Presumably, Cunningham could provide considerable information about the functioning of the U.S. Attorney’s office in Phoenix and the structure and personnel involved in Operation Fast and Furious, without putting himself in any criminal jeopardy regarding his role as the Criminal Division head in the gun-walking plot. By pleading for blanket Fifth Amendment protection, Cunningham is presenting the image of a potential felon intent on denying investigators any possible shred of information that could uncover felonious actions within the Department of Justice (DOJ). A broad cover-up? It certainly seems not just possible, but probable.
Meanwhile, the Arizona legislature seems to have tired of the obstructionism of the Obama Administration, and has decided to launch their own investigation of Operation Fast and Furious to determine if DOJ officials committed felonies under Arizona state law. They intend to return their findings by the end of March, which would seem to impose some constraint on how much longer DOJ Inspector General Cynthia Schendar can delay publishing the IG’s findings.
The American Center for Law and Justice (ACLJ) came out with a statement in support of the Arizona legislature’s move.
“The state of Arizona’s decision to launch a probe into this botched program is clearly warranted and underscores the serious nature of what took place with this deadly federally-run law enforcement program,” said Jay Sekulow, Chief Counsel of the ACLJ. “Combined with a Congressional investigation that’s still underway, the Arizona probe represents an important opportunity to get to the bottom of what really happened with this flawed program. The Justice Department has been less than forthcoming about its role in the failed operation, and we’re hopeful the Arizona investigation will produce answers – something that both Arizona citizens and the American people deserve.”
The ACLJ has heard from more than 50,000 Americans nationwide urging President Obama and Attorney General Eric Holder to provide the truth about Operation Fast & Furious.
The results of the Arizona legislatures investigation will not itself lead to criminal charges, but any criminal evidence that is uncovered by the committee could be turned over to the State Attorney General, who could then order a criminal investigation based upon the evidence.

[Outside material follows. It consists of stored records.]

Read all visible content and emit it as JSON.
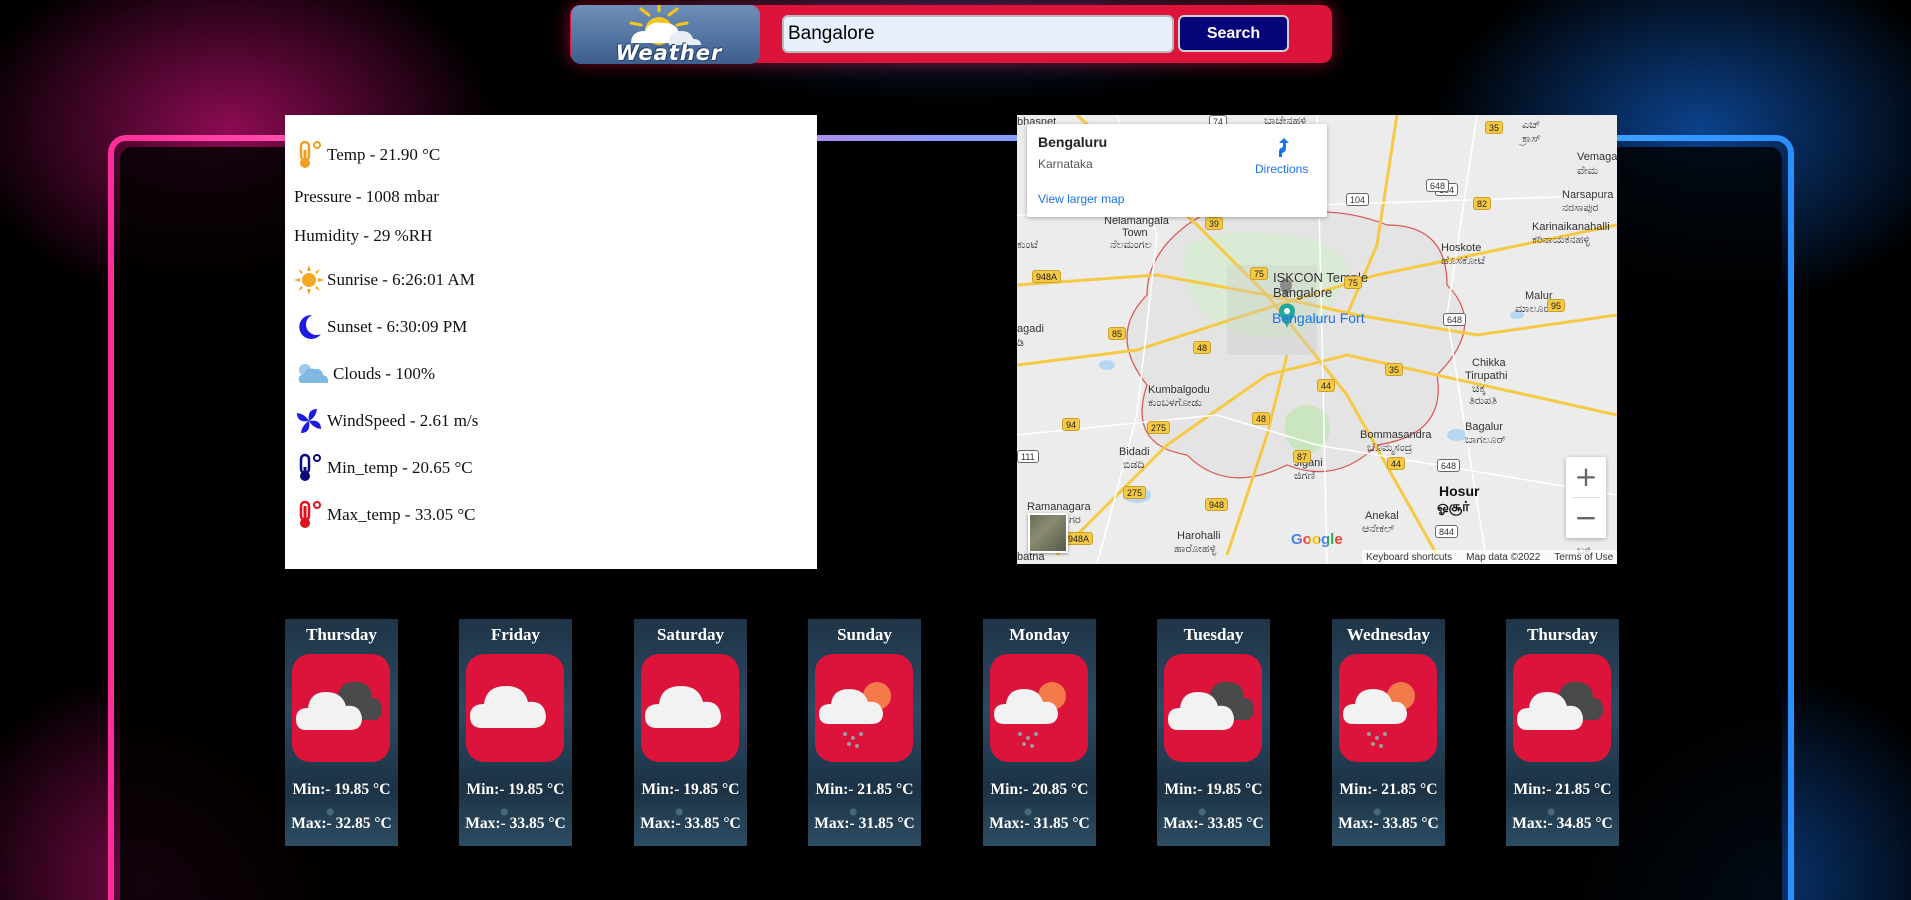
{
  "header": {
    "logo_text": "Weather",
    "search_value": "Bangalore",
    "search_label": "Search"
  },
  "details": {
    "temp": "Temp - 21.90 °C",
    "pressure": "Pressure - 1008 mbar",
    "humidity": "Humidity - 29 %RH",
    "sunrise": "Sunrise - 6:26:01 AM",
    "sunset": "Sunset - 6:30:09 PM",
    "clouds": "Clouds - 100%",
    "windspeed": "WindSpeed - 2.61 m/s",
    "min_temp": "Min_temp - 20.65 °C",
    "max_temp": "Max_temp - 33.05 °C"
  },
  "map": {
    "place": "Bengaluru",
    "region": "Karnataka",
    "directions": "Directions",
    "view_larger": "View larger map",
    "zoom_in": "+",
    "zoom_out": "−",
    "google": "Google",
    "shortcuts": "Keyboard shortcuts",
    "map_data": "Map data ©2022",
    "terms": "Terms of Use",
    "labels": {
      "nelamangala": "Nelamangala",
      "town": "Town",
      "nelamangala_kn": "ನೆಲಮಂಗಲ",
      "kunte": "ಕುಂಟೆ",
      "iskcon": "ISKCON Temple",
      "iskcon2": "Bangalore",
      "fort": "Bengaluru Fort",
      "hoskote": "Hoskote",
      "hoskote_kn": "ಹೊಸಕೋಟೆ",
      "malur": "Malur",
      "malur_kn": "ಮಾಲೂರು",
      "kumbalgodu": "Kumbalgodu",
      "kumbalgodu_kn": "ಕುಂಬಳಗೋಡು",
      "chikka": "Chikka",
      "tirupathi": "Tirupathi",
      "tirupathi_kn1": "ಚಿಕ್ಕ",
      "tirupathi_kn2": "ತಿರುಪತಿ",
      "bommasandra": "Bommasandra",
      "bommasandra_kn": "ಬೊಮ್ಮಸಂದ್ರ",
      "bagalur": "Bagalur",
      "bagalur_kn": "ಬಾಗಲೂರ್",
      "bidadi": "Bidadi",
      "bidadi_kn": "ಬಿಡದಿ",
      "jigani": "Jigani",
      "jigani_kn": "ಜಿಗಣಿ",
      "hosur": "Hosur",
      "hosur_ta": "ஓசூர்",
      "ramanagara": "Ramanagara",
      "ramanagara_kn": "ಗರ",
      "anekal": "Anekal",
      "anekal_kn": "ಆನೇಕಲ್",
      "harohalli": "Harohalli",
      "harohalli_kn": "ಹಾರೋಹಳ್ಳಿ",
      "vemaga": "Vemaga",
      "vemaga_kn": "ವೇಮ",
      "narsapura": "Narsapura",
      "narsapura_kn": "ನರಸಾಪುರ",
      "karinaikanahalli": "Karinaikanahalli",
      "karinaikanahalli_kn": "ಕರಿನಾಯಕನಹಳ್ಳಿ",
      "agadi": "agadi",
      "agadi_kn": "ಡಿ",
      "bhasnet": "bhasnet",
      "batna": "batna",
      "topkn1": "ಬಾಚೇನಹಳ್ಳಿ",
      "topkn2": "ಎಚ್",
      "topkn3": "ಕ್ರಾಸ್",
      "bottomkn": "ಬಳ್ಳಿ"
    },
    "shields": [
      "74",
      "35",
      "104",
      "104",
      "648",
      "82",
      "39",
      "75",
      "948A",
      "75",
      "648",
      "95",
      "85",
      "48",
      "35",
      "44",
      "94",
      "275",
      "48",
      "87",
      "44",
      "111",
      "275",
      "948",
      "648",
      "948A",
      "844"
    ]
  },
  "forecast": [
    {
      "day": "Thursday",
      "min": "Min:- 19.85 °C",
      "max": "Max:- 32.85 °C",
      "icon": "cloudy-icon"
    },
    {
      "day": "Friday",
      "min": "Min:- 19.85 °C",
      "max": "Max:- 33.85 °C",
      "icon": "cloud-icon"
    },
    {
      "day": "Saturday",
      "min": "Min:- 19.85 °C",
      "max": "Max:- 33.85 °C",
      "icon": "cloud-icon"
    },
    {
      "day": "Sunday",
      "min": "Min:- 21.85 °C",
      "max": "Max:- 31.85 °C",
      "icon": "sun-rain-icon"
    },
    {
      "day": "Monday",
      "min": "Min:- 20.85 °C",
      "max": "Max:- 31.85 °C",
      "icon": "sun-rain-icon"
    },
    {
      "day": "Tuesday",
      "min": "Min:- 19.85 °C",
      "max": "Max:- 33.85 °C",
      "icon": "cloudy-icon"
    },
    {
      "day": "Wednesday",
      "min": "Min:- 21.85 °C",
      "max": "Max:- 33.85 °C",
      "icon": "sun-rain-icon"
    },
    {
      "day": "Thursday",
      "min": "Min:- 21.85 °C",
      "max": "Max:- 34.85 °C",
      "icon": "cloudy-icon"
    }
  ],
  "colors": {
    "accent": "#dc143c",
    "button": "#06067a",
    "frame_left": "#ff2d9a",
    "frame_right": "#2a8fff"
  }
}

One interesting possible avenue that state investigators may be able to plumb better than House investigators is any role that state and local law enforcement officers may have played in Operation Fast and Furious. While local and state law enforcement would not have been directly involved in the plot, they do work with the federal government fusion centers and may have had some access to information that the Justice Department would rather not have revealed.
Correction: The headline on this post originally pointed at the head of the DOJ’s Criminal Division, which is assistant attorney general Lanny Breuer, as invoking his fifth amendment rights against self-incrimination. However, Breuer did not take the fifth. We regret the error.